This past June, my home congregation learned that we would be losing one of our two pastors, the adult choir director, and the organist. They all left for good and different reasons. But the joy of Pentecost Sunday was muted when I heard that day that all three would be leaving.
I wondered if I could help out with some of the worship planning, organ playing, or choir directing. However, I was also looking forward to a sabbatical. Ever since the Psalter Hymnal came out—almost ten years ago—I've been planning to take a break for some extended travel, reading, and maybe some teaching. I was eager to get away for awhile, far away, and then come back all charged up with new energy and insights. But there always seemed to be one more important project to get out of the way first.
Then I had a brainstorm. Perhaps I could combine my sabbatical with getting involved in my own congregation. Many of the issues and questions I would like to study are questions we're struggling with right at home. They are certainly issues we face in every issue of Reformed Worship. Consider the following:
What is a healthy balance between the church music of the past and more contemporary expressions?
Granted, contemporary music has a place in the church. The Reformed perspective has always included a calling to redeem the culture, to engage it, not to flee from it. Our congregation has an excellent organ and choral tradition, but we have also been singing more and more contemporary music, led often by an ensemble of guitarists, a violinist, a pianist, and assorted singers. Sometimes the styles mix and match rather well, other times not so well. A recent experiment with overheads bombed, but we frequently use bulletin inserts.

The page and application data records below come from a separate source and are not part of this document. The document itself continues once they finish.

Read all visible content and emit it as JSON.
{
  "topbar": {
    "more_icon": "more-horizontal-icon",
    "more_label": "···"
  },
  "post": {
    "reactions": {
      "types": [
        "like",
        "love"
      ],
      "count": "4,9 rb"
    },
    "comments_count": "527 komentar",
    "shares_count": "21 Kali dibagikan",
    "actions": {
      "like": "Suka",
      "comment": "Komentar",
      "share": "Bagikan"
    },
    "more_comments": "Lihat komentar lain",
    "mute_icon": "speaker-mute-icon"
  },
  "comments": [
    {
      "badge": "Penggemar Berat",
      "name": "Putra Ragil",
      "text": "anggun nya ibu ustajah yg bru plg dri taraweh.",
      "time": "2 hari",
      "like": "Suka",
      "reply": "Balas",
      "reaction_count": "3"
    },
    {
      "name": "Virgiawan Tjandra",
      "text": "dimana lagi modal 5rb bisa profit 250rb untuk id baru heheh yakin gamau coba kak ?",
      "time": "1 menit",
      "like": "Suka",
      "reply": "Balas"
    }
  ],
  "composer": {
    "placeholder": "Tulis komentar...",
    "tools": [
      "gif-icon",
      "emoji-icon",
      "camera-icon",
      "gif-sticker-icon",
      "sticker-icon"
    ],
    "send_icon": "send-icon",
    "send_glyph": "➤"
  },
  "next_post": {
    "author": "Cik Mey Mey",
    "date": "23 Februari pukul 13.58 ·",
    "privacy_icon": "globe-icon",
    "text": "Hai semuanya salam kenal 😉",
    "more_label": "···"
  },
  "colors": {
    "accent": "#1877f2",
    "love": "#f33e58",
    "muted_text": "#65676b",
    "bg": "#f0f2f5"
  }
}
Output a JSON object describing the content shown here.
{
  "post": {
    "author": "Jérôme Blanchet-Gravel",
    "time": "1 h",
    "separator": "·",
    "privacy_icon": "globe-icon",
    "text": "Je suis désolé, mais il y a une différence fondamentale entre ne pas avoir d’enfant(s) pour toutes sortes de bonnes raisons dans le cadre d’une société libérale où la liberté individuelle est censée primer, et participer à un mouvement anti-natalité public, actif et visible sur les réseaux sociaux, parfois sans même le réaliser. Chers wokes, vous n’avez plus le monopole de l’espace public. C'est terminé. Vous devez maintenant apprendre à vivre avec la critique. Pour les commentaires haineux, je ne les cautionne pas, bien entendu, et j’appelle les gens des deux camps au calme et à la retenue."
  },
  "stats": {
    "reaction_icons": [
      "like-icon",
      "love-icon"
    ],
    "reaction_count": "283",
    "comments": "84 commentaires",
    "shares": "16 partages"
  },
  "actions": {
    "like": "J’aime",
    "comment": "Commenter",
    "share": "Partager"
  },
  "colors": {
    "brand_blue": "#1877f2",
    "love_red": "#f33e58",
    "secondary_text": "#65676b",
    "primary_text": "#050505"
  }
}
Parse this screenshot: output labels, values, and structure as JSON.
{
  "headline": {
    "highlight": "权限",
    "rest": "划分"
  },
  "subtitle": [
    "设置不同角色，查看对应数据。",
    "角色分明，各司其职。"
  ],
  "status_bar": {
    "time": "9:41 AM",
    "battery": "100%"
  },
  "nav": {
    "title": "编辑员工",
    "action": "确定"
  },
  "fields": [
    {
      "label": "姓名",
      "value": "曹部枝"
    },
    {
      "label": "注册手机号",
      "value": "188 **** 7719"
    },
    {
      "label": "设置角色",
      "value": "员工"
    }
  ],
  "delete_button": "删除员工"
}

We have only one morning service. Should we try to separate out the traditional and contemporary: one service to honor the past, and another to rejoice in the present? Read Sally Morgenthaler's article in this issue with your eyes wide open to the important options she poses. And also read the moving interview with Pastor Anduwatju from Indonesia, who struggles with the very same issue in his own cultural context.
How important are "worship teams" to worship life today?
In our congregation our "small group" (this less-than-satisfactory label is at least better than "praise team" or "worship team"—which is what the whole congregation should be) has a young history and is still striving for musical excellence and good worship leadership.
Does the broader structure of worship leadership exemplified by "worship teams" fit in well with a Reformed concept of the priesthood of all believers? If so—and I think it does or at least can—a whole number of questions beg to be answered:
What is a good role for a worship team? (OK, I'll use the term because it will communicate.) How are worship teams best nurtured, developed, led, to take a place alongside—rather than replace—traditional organ and choral music? What are the best resources for contemporary music? How much technology is really appropriate? How can worship teams grow in musical and liturgical competence and integrity?
Ask me those questions about traditional organ and choral music, and I can point to a host of resources and degree programs. But when I get questions about more current styles of contemporary music, I draw too many blanks. So I asked one more question: Can this sister act with integrity in new directions?
Is it possible that I, trained as a classical musician, could make some contribution in my own congregation by exploring and experimenting with more contemporary styles with our "small group"? How about visiting other worship teams and then applying some of what I learn right in my home church?
Several meetings later, both at the office and at church, a plan was in place for a six-month half-time educational leave (this plan is anything but a sabbatical!). The first half of this year I'm half-time in the office and half-time on leave. I already started the choir and some organ playing in September, so I've had a full fall. I couldn't ask for a more congenial and welcoming congregation, a group who are supportive and challenging in many good ways.
As I write this editorial, I'm getting ready to visit other churches and sit in on some of their worship team rehearsals, learning from behind the scenes just how they prepare, how they choose music, what training and leadership they offer. Then I'll try to apply some of what I'm learning right at home. The best place to be. For now.
So far, I'm having a great time. My desk now sports a synthesizer, wired to my computer with a music software program. Not that I know what I'm doing yet.
Stay tuned for more reports.